Being Coached by Former Duke Basketball Players
I am a huge basketball fan, so I found the MMS Basketball Experience (part of team changeover) incredibly worthwhile largely because I recognized some of our “coaches.”
The MMS class went to the Emily Krzyzewski Center early on the morning of October 26. Before we did that, several members of the Duke Athletic Department addressed us.
Kenny King is the Men’s Basketball Student Life & Campus Relations Coordinator. He graduated from Duke in 2000 and went on to work at Morgan Stanley as a CDO salesperson in their fixed income group. I instantly found Kenny’s path back to Duke very interesting, for he had the job that I really want now. Unfortunately, fixed income sales isn’t hiring much this year, so I at least got some pleasure in knowing someone who did work in the profession.
While a Duke student, Kenny was manager of the Duke Basketball team, so despite his work at Morgan Stanley, he knew he wanted to come back to Duke and work for the athletic department, which I found very interesting. (Read more about his journey in this profile story.)
Kenny started the day by giving us a wonderful and uplifting speech about Coach K’s “FIST” principle. He said Coach K has five basic principles of success, and he instills it in the players he coaches and staff he works with.
Coach K is one of the greatest coaches in the history of basketball, so getting an insider like Kenny to talk about his ingredients for success is a once-in-a-lifetime opportunity.

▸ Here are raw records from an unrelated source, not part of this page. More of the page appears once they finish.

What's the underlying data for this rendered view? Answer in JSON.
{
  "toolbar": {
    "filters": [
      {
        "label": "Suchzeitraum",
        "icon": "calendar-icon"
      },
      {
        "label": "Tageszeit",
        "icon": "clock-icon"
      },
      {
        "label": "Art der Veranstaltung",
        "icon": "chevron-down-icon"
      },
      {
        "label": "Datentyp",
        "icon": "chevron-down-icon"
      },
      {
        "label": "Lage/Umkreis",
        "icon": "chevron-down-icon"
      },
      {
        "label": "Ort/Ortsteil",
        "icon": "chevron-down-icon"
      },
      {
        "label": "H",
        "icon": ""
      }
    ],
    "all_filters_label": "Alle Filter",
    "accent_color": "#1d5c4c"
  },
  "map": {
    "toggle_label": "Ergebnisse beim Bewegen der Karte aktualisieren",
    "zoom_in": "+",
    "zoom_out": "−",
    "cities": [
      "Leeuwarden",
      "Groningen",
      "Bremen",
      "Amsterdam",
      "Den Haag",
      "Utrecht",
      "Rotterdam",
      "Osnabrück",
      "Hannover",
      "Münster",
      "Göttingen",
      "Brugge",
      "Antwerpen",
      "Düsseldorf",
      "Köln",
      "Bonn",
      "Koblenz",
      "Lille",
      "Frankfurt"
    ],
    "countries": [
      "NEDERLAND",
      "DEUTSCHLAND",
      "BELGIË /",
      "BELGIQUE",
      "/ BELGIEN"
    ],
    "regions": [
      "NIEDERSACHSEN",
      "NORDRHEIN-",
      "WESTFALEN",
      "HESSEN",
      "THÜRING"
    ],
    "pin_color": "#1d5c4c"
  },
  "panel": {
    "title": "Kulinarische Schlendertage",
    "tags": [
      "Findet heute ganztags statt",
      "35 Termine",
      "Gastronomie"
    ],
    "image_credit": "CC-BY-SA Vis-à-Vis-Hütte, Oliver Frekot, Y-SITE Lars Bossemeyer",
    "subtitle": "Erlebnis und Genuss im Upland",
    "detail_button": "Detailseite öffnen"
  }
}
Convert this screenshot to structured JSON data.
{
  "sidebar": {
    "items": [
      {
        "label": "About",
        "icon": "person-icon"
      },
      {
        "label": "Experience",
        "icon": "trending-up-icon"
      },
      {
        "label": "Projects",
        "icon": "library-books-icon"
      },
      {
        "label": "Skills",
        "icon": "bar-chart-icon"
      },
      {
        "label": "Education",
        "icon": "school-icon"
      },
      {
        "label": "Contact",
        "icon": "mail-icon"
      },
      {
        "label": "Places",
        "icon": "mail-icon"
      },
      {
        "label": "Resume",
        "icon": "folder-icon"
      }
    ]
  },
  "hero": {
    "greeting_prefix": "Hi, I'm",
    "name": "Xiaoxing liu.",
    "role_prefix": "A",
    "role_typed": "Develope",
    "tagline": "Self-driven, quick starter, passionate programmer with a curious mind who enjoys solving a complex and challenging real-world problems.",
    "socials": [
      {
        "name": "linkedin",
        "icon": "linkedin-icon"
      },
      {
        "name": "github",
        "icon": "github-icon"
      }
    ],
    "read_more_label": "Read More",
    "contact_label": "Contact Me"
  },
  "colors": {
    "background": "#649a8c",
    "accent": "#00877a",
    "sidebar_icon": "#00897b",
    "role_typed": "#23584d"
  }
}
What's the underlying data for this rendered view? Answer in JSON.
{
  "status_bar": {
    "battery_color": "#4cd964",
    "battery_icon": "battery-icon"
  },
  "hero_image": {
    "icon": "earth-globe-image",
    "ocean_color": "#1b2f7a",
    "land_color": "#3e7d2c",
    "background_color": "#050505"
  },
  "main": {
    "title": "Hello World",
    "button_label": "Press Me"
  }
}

We were shown a video on Duke’s 2010 NCAA Championship, and then we got our shoes wet and played some ball! Sport information director Matt Plizga, Ricky Price (’98), Sean Dockery (‘06), and Chris Carrawell (‘00) led the team-building drills: passing, shooting, rebounding, dribbling, defensive stance.
Overall, the experience was unforgettable. Meeting the former players was the best part of the day. I remember watching Carrawell and Dockery do big things during their heydays. It’s one thing to watch players on television; it’s another to be coached by them. I texted my brother and some of my friends, telling them I was playing ball with former Duke players, and they envied me.